• TASK:
Scan the records below and copy every line that contains the string "icon".

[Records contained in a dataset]
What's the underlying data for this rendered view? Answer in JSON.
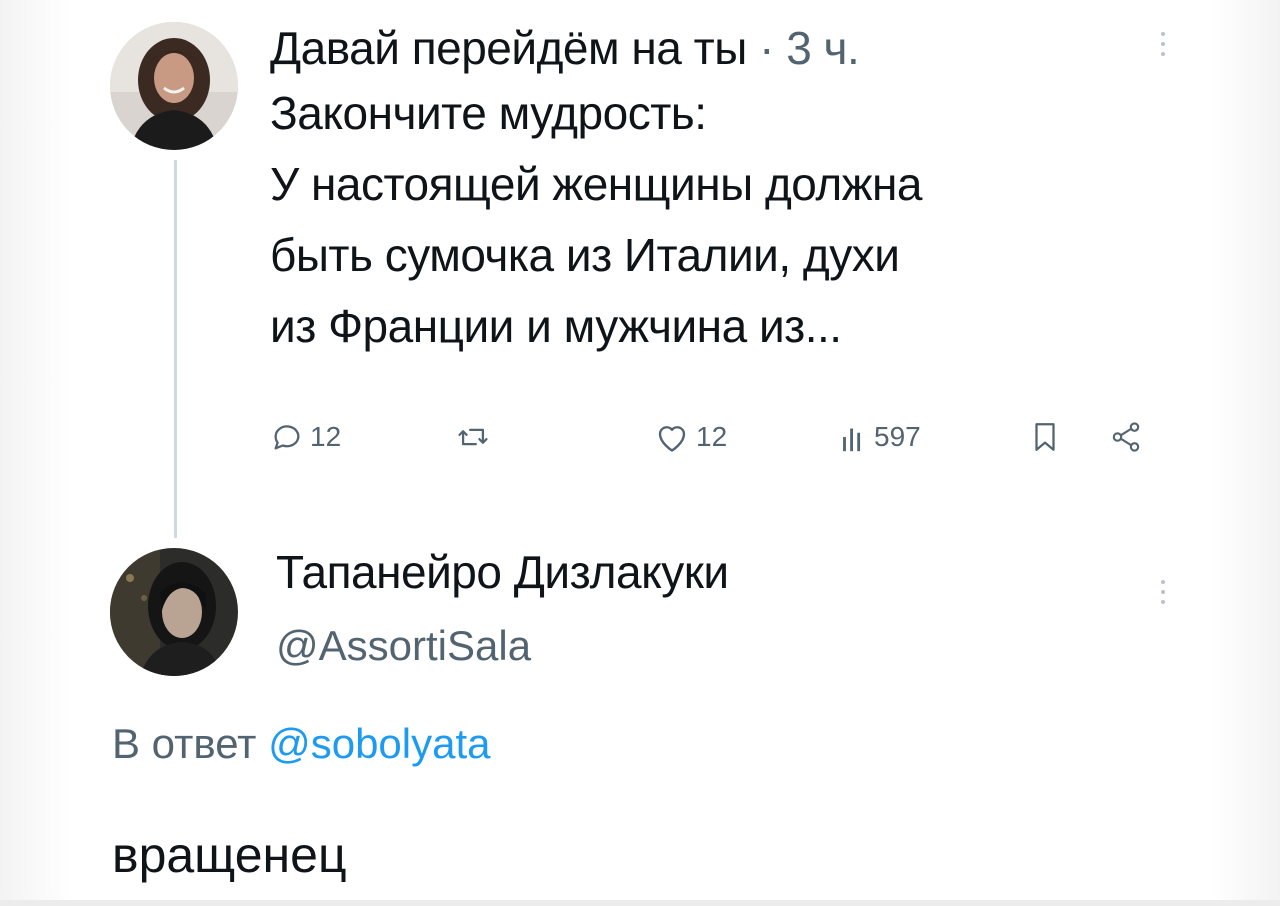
{
  "original_tweet": {
    "display_name": "Давай перейдём на ты",
    "separator": "·",
    "time": "3 ч.",
    "text_lines": [
      "Закончите мудрость:",
      "У настоящей женщины должна",
      "быть сумочка из Италии, духи",
      "из Франции и мужчина из..."
    ],
    "actions": {
      "reply_count": "12",
      "retweet_count": "",
      "like_count": "12",
      "views_count": "597",
      "reply_icon": "reply-icon",
      "retweet_icon": "retweet-icon",
      "like_icon": "heart-icon",
      "views_icon": "views-icon",
      "bookmark_icon": "bookmark-icon",
      "share_icon": "share-icon"
    }
  },
  "reply_tweet": {
    "display_name": "Тапанейро Дизлакуки",
    "handle": "@AssortiSala",
    "reply_to_prefix": "В ответ",
    "reply_to_handle": "@sobolyata",
    "text": "вращенец"
  },
  "colors": {
    "text_primary": "#0f1419",
    "text_secondary": "#536471",
    "link": "#1d9bf0",
    "thread_line": "#cfd9de"
  }
}
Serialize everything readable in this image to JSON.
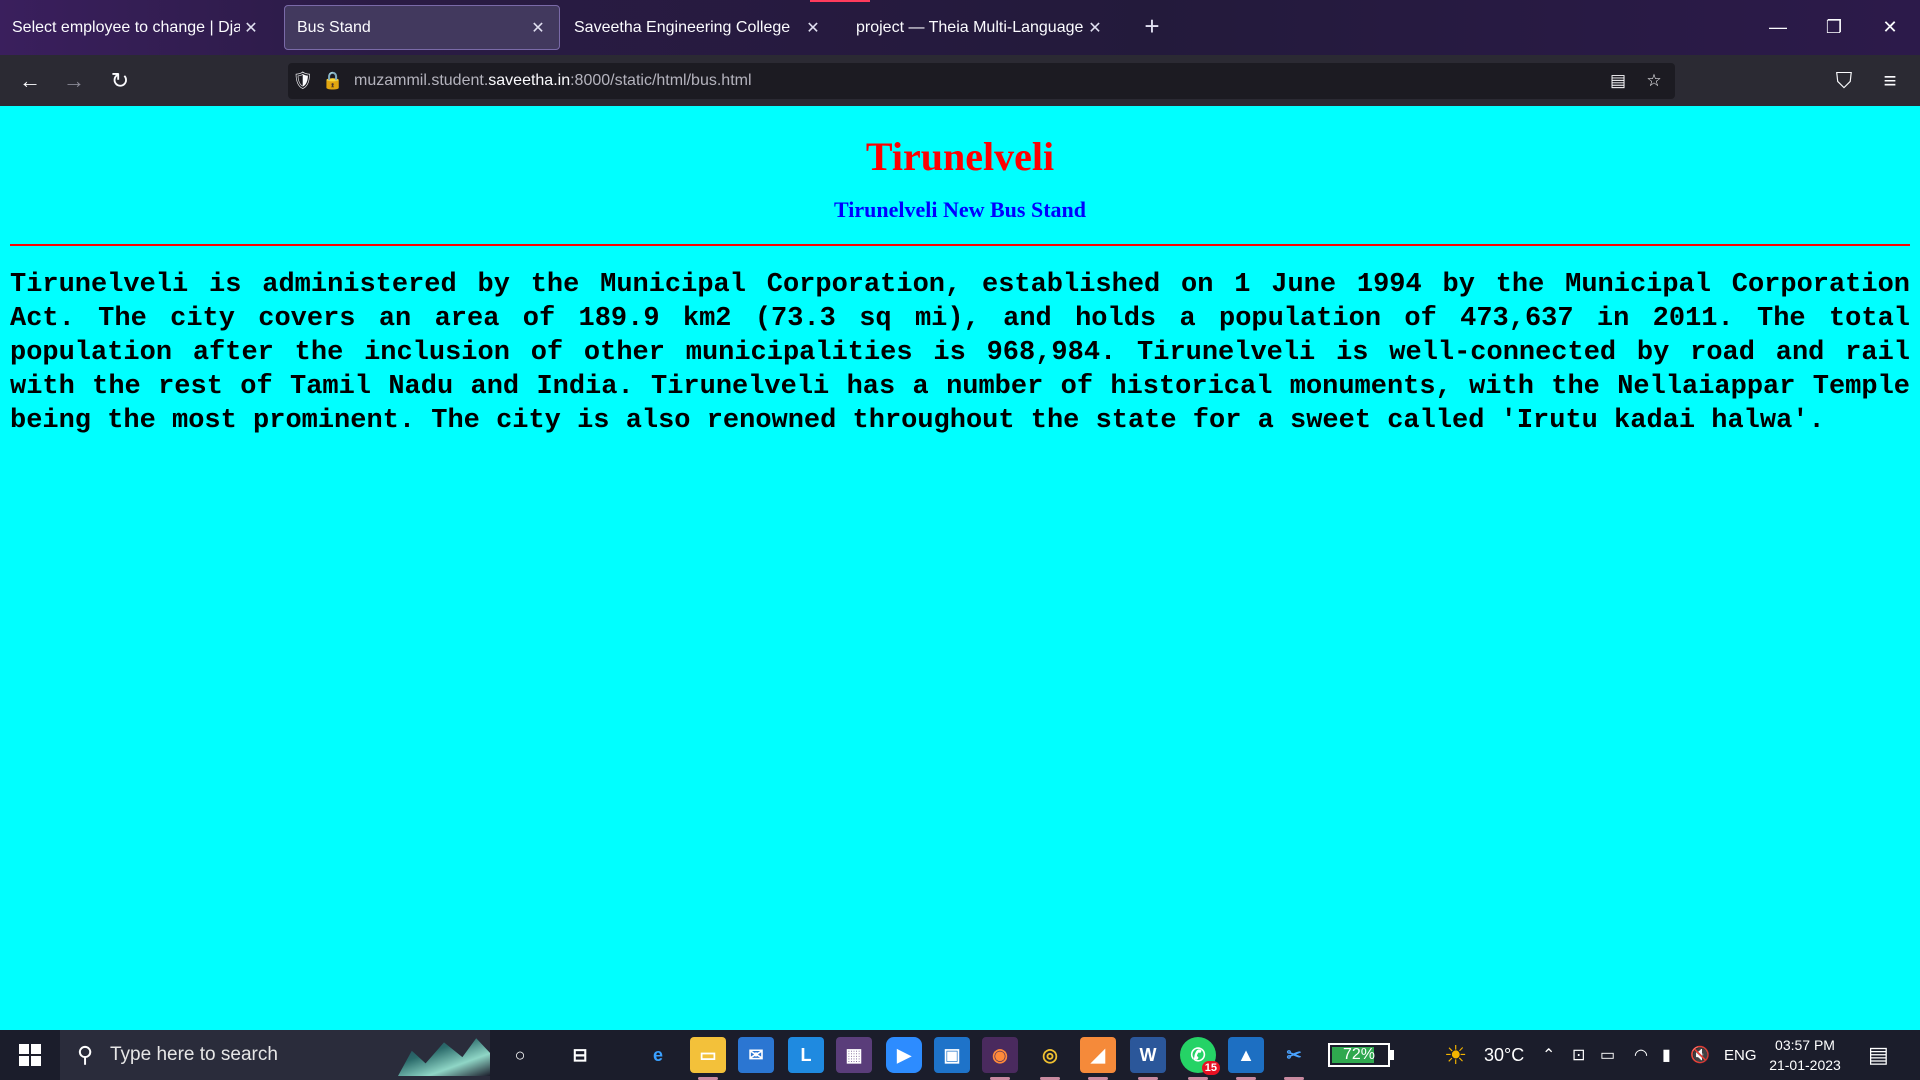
{
  "browser": {
    "tabs": [
      {
        "label": "Select employee to change | Django",
        "active": false
      },
      {
        "label": "Bus Stand",
        "active": true
      },
      {
        "label": "Saveetha Engineering College",
        "active": false
      },
      {
        "label": "project — Theia Multi-Language Ex",
        "active": false
      }
    ],
    "url": {
      "prefix": "muzammil.student.",
      "host": "saveetha.in",
      "suffix": ":8000/static/html/bus.html"
    }
  },
  "page": {
    "title": "Tirunelveli",
    "subtitle": "Tirunelveli New Bus Stand",
    "body": "Tirunelveli is administered by the Municipal Corporation, established on 1 June 1994 by the Municipal Corporation Act. The city covers an area of 189.9 km2 (73.3 sq mi), and holds a population of 473,637 in 2011. The total population after the inclusion of other municipalities is 968,984. Tirunelveli is well-connected by road and rail with the rest of Tamil Nadu and India. Tirunelveli has a number of historical monuments, with the Nellaiappar Temple being the most prominent. The city is also renowned throughout the state for a sweet called 'Irutu kadai halwa'.",
    "colors": {
      "background": "#00ffff",
      "title": "#ff0000",
      "subtitle": "#0000ff",
      "rule": "#ff0000"
    }
  },
  "taskbar": {
    "search_placeholder": "Type here to search",
    "whatsapp_badge": "15",
    "battery": {
      "label": "72%",
      "level": 0.72
    },
    "weather": "30°C",
    "language": "ENG",
    "time": "03:57 PM",
    "date": "21-01-2023"
  }
}
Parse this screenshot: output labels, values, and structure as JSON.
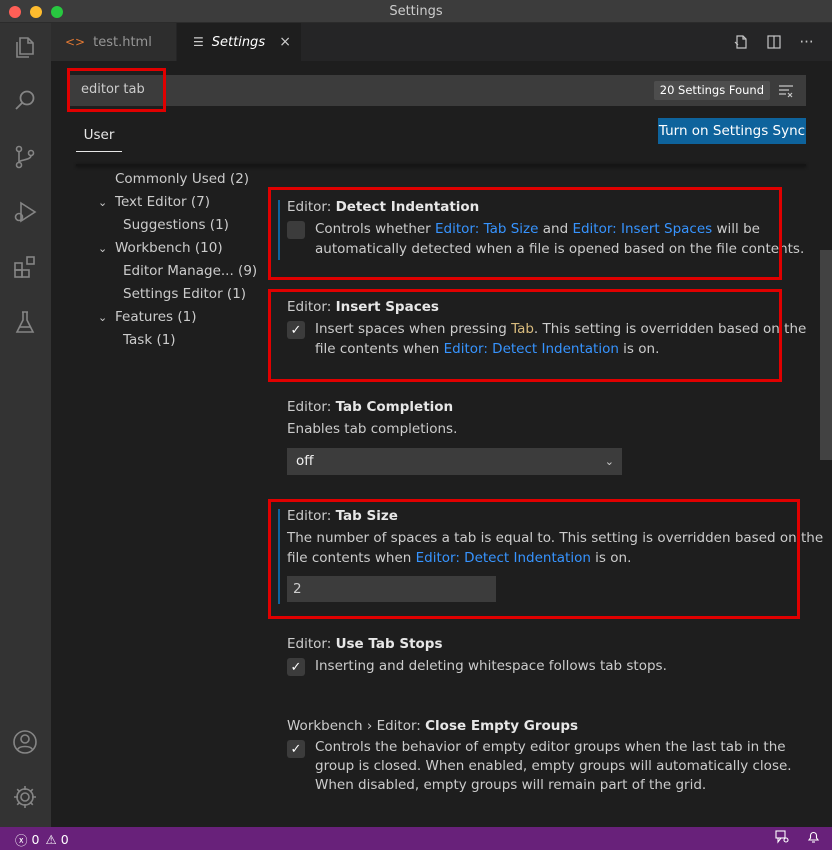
{
  "window": {
    "title": "Settings"
  },
  "tabs": [
    {
      "label": "test.html",
      "icon": "html-code-icon"
    },
    {
      "label": "Settings",
      "icon": "settings-lines-icon",
      "close": "×"
    }
  ],
  "editor_actions": [
    "open-json-icon",
    "split-editor-icon",
    "more-actions-icon"
  ],
  "search": {
    "value": "editor tab",
    "found": "20 Settings Found"
  },
  "scope_tab": "User",
  "sync_button": "Turn on Settings Sync",
  "toc": [
    {
      "label": "Commonly Used",
      "count": "(2)"
    },
    {
      "label": "Text Editor",
      "count": "(7)"
    },
    {
      "label": "Suggestions",
      "count": "(1)"
    },
    {
      "label": "Workbench",
      "count": "(10)"
    },
    {
      "label": "Editor Manage...",
      "count": "(9)"
    },
    {
      "label": "Settings Editor",
      "count": "(1)"
    },
    {
      "label": "Features",
      "count": "(1)"
    },
    {
      "label": "Task",
      "count": "(1)"
    }
  ],
  "settings": {
    "detect_indentation": {
      "category": "Editor: ",
      "name": "Detect Indentation",
      "desc_1": "Controls whether ",
      "link_1": "Editor: Tab Size",
      "desc_2": " and ",
      "link_2": "Editor: Insert Spaces",
      "desc_3": " will be",
      "desc_line2": "automatically detected when a file is opened based on the file contents.",
      "checked": false
    },
    "insert_spaces": {
      "category": "Editor: ",
      "name": "Insert Spaces",
      "desc_1": "Insert spaces when pressing ",
      "code": "Tab",
      "desc_2": ". This setting is overridden based on the",
      "desc_line2_1": "file contents when ",
      "link": "Editor: Detect Indentation",
      "desc_line2_2": " is on.",
      "checked": true
    },
    "tab_completion": {
      "category": "Editor: ",
      "name": "Tab Completion",
      "desc": "Enables tab completions.",
      "value": "off"
    },
    "tab_size": {
      "category": "Editor: ",
      "name": "Tab Size",
      "desc_line1": "The number of spaces a tab is equal to. This setting is overridden based on the",
      "desc_line2_1": "file contents when ",
      "link": "Editor: Detect Indentation",
      "desc_line2_2": " is on.",
      "value": "2"
    },
    "use_tab_stops": {
      "category": "Editor: ",
      "name": "Use Tab Stops",
      "desc": "Inserting and deleting whitespace follows tab stops.",
      "checked": true
    },
    "close_empty_groups": {
      "category": "Workbench › Editor: ",
      "name": "Close Empty Groups",
      "desc_line1": "Controls the behavior of empty editor groups when the last tab in the",
      "desc_line2": "group is closed. When enabled, empty groups will automatically close.",
      "desc_line3": "When disabled, empty groups will remain part of the grid.",
      "checked": true
    }
  },
  "status": {
    "errors": "0",
    "warnings": "0"
  },
  "colors": {
    "accent": "#0e639c",
    "status_bar": "#68217a",
    "highlight": "#e00000",
    "link": "#3794ff"
  }
}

• SOLVED PROBLEM:
      "reply_icon": "reply-icon",
      "retweet_icon": "retweet-icon",
      "like_icon": "heart-icon",
      "views_icon": "views-icon",
      "bookmark_icon": "bookmark-icon",
      "share_icon": "share-icon"
      "icon": "html-code-icon"
      "icon": "settings-lines-icon",
    "open-json-icon",
    "split-editor-icon",
    "more-actions-icon"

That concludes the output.